The Bode portrays not only the countries in which bicycle races are ridden but also the sweaty bodies of participants, the nasty falls and the release of emotions at the finish. These images of the races are alike all over the world and are clearly characteristic of the cycling sport, but have in this particular case been made at various unknown locations with anonymous leading men.
Exceptional Cycling Photography
Chris de Bode is not a prototypical photographer of cycling events. His camera is usually not aimed at the finish, the break away group or the peloton, but instead at the spectators on the sides of the road and in the neighbourhood of the track. In Colombia cyclists cross stern police officers and a military tank that simply stands there, ready and waiting. In Cuba gymnasts are lined up in a geometrical figure, waving their flags in an overcrowded stadium to welcome the sportsmen. In Senegal the participants race by, passing extremely beautiful natural landscapes on their way. In Qatar cyclists dash through the dust of the desert while being watched by a group of women wearing burkas. Only very rarely it is the case that the sportsmen themselves are the main subjects of De Bode's photographs. He takes their picture right before or after the race, while they kneel down praying in church or perspire vehemently when they are finally able to sit down next to their bicycles after the race.

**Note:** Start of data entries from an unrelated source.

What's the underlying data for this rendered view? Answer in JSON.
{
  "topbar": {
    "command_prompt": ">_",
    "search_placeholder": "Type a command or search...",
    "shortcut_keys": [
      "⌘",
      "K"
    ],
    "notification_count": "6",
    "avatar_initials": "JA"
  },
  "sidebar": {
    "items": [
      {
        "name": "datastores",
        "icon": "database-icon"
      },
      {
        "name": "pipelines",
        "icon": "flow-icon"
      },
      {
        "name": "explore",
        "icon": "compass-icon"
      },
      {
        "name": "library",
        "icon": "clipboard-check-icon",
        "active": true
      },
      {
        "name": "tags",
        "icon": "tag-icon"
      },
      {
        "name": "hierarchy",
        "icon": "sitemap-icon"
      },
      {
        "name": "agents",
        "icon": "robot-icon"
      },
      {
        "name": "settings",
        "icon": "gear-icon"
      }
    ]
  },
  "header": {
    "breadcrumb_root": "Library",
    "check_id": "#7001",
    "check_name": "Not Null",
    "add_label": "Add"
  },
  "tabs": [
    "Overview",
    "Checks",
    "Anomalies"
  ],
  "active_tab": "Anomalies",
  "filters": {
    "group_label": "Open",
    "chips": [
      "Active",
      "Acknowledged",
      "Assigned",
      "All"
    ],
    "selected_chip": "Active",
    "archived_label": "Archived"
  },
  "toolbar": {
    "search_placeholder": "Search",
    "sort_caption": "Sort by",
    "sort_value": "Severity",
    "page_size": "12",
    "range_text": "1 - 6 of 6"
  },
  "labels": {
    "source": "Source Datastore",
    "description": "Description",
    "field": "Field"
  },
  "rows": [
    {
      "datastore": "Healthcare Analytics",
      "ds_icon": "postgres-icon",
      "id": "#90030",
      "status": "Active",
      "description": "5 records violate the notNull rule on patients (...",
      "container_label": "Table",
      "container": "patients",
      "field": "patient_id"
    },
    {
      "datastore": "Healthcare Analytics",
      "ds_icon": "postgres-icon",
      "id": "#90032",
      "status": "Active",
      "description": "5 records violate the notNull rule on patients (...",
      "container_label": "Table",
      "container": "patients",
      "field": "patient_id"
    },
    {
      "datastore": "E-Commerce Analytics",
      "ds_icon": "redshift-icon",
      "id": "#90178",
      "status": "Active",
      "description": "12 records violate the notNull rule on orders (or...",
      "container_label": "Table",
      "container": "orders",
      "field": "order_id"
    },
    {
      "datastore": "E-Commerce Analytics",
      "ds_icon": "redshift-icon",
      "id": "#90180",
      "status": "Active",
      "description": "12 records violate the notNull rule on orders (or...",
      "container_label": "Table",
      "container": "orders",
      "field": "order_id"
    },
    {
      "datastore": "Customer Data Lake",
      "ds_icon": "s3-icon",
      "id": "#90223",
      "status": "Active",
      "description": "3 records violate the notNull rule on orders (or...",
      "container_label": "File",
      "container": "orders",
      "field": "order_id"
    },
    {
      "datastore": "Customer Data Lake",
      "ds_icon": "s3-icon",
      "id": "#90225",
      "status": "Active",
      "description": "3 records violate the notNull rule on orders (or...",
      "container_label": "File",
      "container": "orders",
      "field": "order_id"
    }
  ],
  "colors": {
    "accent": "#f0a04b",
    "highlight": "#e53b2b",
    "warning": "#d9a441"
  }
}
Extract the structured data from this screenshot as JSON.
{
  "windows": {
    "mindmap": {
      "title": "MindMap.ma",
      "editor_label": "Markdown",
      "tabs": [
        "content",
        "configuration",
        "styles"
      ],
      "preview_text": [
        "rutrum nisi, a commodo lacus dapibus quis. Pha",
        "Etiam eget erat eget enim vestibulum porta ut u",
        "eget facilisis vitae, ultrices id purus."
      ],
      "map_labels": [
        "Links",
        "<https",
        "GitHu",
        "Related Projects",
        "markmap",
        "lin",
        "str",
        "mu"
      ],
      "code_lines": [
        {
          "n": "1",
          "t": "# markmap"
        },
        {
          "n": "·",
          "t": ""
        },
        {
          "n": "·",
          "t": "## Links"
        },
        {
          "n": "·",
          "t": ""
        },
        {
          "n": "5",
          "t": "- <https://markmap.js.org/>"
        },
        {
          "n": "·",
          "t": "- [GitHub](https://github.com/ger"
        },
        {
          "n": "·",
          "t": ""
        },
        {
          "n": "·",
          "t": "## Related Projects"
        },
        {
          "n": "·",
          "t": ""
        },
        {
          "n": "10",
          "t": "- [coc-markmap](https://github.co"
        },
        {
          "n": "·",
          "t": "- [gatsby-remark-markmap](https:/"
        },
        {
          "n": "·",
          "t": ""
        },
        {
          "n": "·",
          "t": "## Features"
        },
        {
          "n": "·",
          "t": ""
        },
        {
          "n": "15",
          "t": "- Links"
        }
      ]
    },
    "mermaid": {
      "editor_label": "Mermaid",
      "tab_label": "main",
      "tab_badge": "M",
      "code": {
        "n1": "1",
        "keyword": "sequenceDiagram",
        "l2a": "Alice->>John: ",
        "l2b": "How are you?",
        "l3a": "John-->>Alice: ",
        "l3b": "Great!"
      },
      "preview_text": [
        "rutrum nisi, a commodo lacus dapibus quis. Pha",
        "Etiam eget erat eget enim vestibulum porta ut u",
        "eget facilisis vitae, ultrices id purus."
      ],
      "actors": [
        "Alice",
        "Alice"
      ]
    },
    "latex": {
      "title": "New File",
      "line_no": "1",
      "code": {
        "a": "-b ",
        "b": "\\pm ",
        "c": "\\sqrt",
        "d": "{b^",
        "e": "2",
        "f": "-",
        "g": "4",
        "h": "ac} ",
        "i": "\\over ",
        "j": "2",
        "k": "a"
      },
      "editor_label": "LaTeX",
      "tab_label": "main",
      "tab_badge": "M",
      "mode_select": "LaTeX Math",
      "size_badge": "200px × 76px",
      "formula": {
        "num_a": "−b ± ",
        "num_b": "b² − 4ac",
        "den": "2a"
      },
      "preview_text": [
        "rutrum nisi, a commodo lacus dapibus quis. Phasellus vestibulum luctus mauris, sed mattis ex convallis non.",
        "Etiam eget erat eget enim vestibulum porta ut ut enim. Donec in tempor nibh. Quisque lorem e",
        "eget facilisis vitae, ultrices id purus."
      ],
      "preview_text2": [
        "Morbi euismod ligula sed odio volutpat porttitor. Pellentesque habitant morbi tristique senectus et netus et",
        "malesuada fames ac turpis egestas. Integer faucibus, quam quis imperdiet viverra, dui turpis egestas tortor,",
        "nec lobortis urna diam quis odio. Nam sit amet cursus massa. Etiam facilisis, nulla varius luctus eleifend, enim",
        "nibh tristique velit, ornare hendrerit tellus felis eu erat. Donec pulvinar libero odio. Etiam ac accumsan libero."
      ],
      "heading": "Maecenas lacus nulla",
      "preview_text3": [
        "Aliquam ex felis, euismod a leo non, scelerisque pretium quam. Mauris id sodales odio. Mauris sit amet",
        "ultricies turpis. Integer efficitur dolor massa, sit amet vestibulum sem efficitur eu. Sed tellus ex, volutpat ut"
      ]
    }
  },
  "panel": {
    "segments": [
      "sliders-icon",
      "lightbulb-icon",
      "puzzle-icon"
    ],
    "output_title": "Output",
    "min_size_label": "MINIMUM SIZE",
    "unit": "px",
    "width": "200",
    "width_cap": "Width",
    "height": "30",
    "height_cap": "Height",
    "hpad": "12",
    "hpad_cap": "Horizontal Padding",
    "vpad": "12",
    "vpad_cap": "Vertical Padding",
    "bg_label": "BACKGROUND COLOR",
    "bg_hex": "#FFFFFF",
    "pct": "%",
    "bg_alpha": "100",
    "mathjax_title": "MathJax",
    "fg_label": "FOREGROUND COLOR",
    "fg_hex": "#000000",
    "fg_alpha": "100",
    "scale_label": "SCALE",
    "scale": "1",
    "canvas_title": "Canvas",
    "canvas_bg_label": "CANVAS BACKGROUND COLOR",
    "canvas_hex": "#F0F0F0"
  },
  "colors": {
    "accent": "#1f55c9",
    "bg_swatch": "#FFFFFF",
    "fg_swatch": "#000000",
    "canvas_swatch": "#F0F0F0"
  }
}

At Mets & Schilt Publishers the bilingual publication ‘Tour du Monde, Colombia, Cuba, Senegal, Eritrea, Qatar, China' (ISBN 978 90 5330 556 0, in English and Dutch, has appeared (hard back) with a preface of cycling expert and Radio 1 reporter Jeroen Wielaert